    Taking risks is more often associated with a momentary feeling of awe and wonder or an exhilarating dose of adrenalin rush, but not with the pains, agonies, sacrifices, and hardships endured by our pioneering missionaries in the abandoned hinterlands of China, in the inhospitable forests of the Congo and the rugged mountains of the Philippines. We seem to be selling a nice and safe Christianity or a prosperity Gospel minus the cross.

    A gentle Christianity that is not too demanding or Christianity without Gethsemane and Golgotha is very hard to sell and bound to be a marketing disaster. As Timothy Radcliffe asserts: “Such a ‘marketing’ of Christianity is bound to fail: above all, because Christian spirituality is anything but safe. A tame faith betrays what is at its very heart, which is the adventure of transcendence. Christianity is attractive because it invites us to be daring and give away our lives without condition. It is the doorway to infinity.”[iii]

    As we celebrate the bicentennial of the birth of the Founder, we also commemorate his untimely death. From birth to death, life is a significant continuum. At the death of Verbist, we can say nothing else but good about him. Indeed, Verbist lived a short life compared to today’s standard of longevity. He was only 44 years old and spent barely 27 months[iv] in foreign mission. He died in China, his mission country, far from his native Belgium. Certainly, doubt and a bit of pessimism prevailed among the first CICM confreres and their benefactors back home when he died ahead of his time. He had the intention to go back to Europe after his last pastoral visit “to give final orientation” to the formation of young missionaries. His untimely death seemed a big blow to the fledgling Congregation. The same worries and concerns preoccupied the ecclesiastical authorities when the first five missionaries of the Société des Missions Africaines (SMA), including their founder Melchior Marion de Brésillac, died within six weeks in Sierra Leone after landing there shortly in 1859. But their congregation survived. Ours, too, flourished under the guidance of the Holy Spirit. Death did not have the final word on Verbist’s beloved Congregation.

    The dignity of a person is determined not by longevity nor by productivity nor utility. It is rather measured by his ability to please God and to do His will. It is manifested in his readiness to deny himself, to take up his cross and follow the Lord, and even to lose his life for the sake of the Gospel.

    Discipleship is the foundation of one’s dignity. The dignity of disciples is never lost in death, but rather it is highlighted and exalted.

    Verbist, as a humble disciple of Jesus Christ, died for the sake of the Master and the Gospel. And his death, as a grain of wheat that fell to the ground, was not in vain and bore much fruit. For some, death represents the end of life. For others, death is only the beginning of a new life. Yes, indeed, the death of our Founder was the beginning of a new life for our Congregation.

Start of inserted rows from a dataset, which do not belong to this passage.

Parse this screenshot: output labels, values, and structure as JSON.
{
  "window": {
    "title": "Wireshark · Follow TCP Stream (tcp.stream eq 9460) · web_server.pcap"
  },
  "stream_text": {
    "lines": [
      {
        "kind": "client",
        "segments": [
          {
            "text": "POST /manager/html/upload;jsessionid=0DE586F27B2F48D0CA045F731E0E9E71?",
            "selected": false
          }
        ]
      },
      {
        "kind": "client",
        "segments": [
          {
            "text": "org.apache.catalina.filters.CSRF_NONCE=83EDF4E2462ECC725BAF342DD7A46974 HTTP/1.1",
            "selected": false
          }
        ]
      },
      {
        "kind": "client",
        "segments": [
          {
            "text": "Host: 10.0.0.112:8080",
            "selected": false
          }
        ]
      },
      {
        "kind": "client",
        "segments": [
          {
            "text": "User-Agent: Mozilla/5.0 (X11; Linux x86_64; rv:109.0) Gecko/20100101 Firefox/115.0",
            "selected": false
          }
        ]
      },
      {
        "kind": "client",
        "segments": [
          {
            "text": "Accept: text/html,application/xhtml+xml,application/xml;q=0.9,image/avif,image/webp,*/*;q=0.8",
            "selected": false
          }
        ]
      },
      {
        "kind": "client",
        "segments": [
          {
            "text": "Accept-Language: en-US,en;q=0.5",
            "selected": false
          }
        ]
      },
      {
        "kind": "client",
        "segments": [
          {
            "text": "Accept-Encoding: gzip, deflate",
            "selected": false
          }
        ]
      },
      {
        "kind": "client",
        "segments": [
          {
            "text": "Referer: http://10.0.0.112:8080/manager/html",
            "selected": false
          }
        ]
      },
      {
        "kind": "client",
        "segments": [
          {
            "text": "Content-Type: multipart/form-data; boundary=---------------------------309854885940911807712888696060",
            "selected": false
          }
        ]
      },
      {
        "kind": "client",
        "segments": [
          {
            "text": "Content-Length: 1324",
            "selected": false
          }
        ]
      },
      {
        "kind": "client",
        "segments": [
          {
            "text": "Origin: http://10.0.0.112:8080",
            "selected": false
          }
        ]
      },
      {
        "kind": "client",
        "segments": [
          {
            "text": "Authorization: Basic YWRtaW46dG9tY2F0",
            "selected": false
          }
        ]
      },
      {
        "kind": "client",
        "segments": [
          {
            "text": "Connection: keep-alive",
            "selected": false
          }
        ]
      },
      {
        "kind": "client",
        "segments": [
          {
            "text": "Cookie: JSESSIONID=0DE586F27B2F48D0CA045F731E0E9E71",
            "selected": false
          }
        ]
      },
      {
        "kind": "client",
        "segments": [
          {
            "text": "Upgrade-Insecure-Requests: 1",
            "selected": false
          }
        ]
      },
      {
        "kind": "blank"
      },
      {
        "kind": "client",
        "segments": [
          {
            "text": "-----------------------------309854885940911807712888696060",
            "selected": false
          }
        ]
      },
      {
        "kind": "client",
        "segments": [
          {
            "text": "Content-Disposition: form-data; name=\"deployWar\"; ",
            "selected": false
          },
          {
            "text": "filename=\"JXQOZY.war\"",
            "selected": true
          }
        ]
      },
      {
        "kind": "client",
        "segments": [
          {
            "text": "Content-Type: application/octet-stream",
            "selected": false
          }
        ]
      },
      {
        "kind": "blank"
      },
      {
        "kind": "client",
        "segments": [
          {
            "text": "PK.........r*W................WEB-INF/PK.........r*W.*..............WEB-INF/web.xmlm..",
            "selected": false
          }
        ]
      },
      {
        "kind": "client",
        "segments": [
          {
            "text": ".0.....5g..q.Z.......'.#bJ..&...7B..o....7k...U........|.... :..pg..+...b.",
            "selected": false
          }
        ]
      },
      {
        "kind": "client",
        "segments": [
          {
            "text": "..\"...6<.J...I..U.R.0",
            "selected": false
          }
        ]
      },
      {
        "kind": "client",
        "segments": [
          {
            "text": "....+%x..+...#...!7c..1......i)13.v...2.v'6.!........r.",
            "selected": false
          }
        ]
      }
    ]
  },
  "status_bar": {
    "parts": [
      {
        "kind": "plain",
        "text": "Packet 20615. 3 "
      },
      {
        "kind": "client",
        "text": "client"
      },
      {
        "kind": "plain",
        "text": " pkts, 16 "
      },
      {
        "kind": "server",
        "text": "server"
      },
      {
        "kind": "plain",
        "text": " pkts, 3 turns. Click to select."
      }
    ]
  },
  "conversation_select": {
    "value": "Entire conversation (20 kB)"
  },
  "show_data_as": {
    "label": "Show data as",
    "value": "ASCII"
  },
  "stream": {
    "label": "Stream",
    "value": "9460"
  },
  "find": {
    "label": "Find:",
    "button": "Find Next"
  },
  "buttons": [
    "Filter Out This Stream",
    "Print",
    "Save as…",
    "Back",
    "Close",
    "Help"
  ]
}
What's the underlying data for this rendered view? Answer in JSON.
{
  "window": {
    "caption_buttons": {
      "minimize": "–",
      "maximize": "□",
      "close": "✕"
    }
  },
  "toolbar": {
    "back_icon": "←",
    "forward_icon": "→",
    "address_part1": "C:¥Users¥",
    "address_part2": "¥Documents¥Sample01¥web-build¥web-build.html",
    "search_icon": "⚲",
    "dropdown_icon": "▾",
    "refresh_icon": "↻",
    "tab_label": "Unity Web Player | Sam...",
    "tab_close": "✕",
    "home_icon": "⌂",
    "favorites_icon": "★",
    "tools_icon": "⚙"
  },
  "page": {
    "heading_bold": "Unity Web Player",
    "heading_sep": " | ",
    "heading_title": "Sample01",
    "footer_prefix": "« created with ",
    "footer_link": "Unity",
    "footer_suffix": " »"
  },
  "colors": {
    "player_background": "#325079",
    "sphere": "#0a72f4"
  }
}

Since then, Verbist’s spiritual legacy has been handed down to the succeeding generations of CICM missionaries. We are vowed missionaries ad gentes and ad extra. We carry with us the pioneering spirit of Verbist and his first companions. And we dare to go, despite all odds and difficulties, where “the Gospel is not known or lived.”

    Our Congregation has flourished over the years with many diverse works and has spread over four continents. Today, we have many reasons to rejoice and thank the Lord for, such as the gift of life of Verbist and his utmost dedication to the mission until his untimely death, and all His goodness and blessings for the entire Congregation despite our shortcomings and failings.  


    [i] Acts of the 15th General Chapter, p. 33.

    [ii] Ibid.

    [iii] Timothy Radcliffe, Alive in God: A Christian Imagination (London: Bloomsbury, 2019), p. 42.

    [iv] Verbist and his first companions left Scheut, Brussels, on August 25, 1865, arrived in Beijing on November 25, 1865, and finally reached Xiwanze on December 6, 1865.  Verbist died on February 23, 1868, in Laohugou. See Nestor Pycke, Théophile Verbist’s Adventure (Leuven: F. Verbiest Institute, 2010), pp. 57-59.